→ Items from an interface collection

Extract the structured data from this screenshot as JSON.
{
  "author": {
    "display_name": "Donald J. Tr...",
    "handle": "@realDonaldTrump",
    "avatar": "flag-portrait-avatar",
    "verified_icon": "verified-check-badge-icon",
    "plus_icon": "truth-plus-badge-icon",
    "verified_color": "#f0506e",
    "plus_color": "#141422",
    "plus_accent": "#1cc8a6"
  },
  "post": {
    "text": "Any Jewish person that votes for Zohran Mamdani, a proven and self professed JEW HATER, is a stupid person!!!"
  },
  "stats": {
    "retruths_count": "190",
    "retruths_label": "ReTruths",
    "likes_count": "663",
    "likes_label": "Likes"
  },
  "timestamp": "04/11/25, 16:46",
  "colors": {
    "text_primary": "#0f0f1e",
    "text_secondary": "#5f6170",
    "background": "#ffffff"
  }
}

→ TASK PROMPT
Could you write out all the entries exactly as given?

→ WORKED SOLUTION
Extract the structured data from this screenshot as JSON.
{
  "author": {
    "display_name": "Donald J. Tr...",
    "handle": "@realDonaldTrump",
    "avatar": "flag-portrait-avatar",
    "verified_icon": "verified-check-badge-icon",
    "plus_icon": "truth-plus-badge-icon",
    "verified_color": "#f0506e",
    "plus_color": "#141422",
    "plus_accent": "#1cc8a6"
  },
  "post": {
    "text": "Any Jewish person that votes for Zohran Mamdani, a proven and self professed JEW HATER, is a stupid person!!!"
  },
  "stats": {
    "retruths_count": "190",
    "retruths_label": "ReTruths",
    "likes_count": "663",
    "likes_label": "Likes"
  },
  "timestamp": "04/11/25, 16:46",
  "colors": {
    "text_primary": "#0f0f1e",
    "text_secondary": "#5f6170",
    "background": "#ffffff"
  }
}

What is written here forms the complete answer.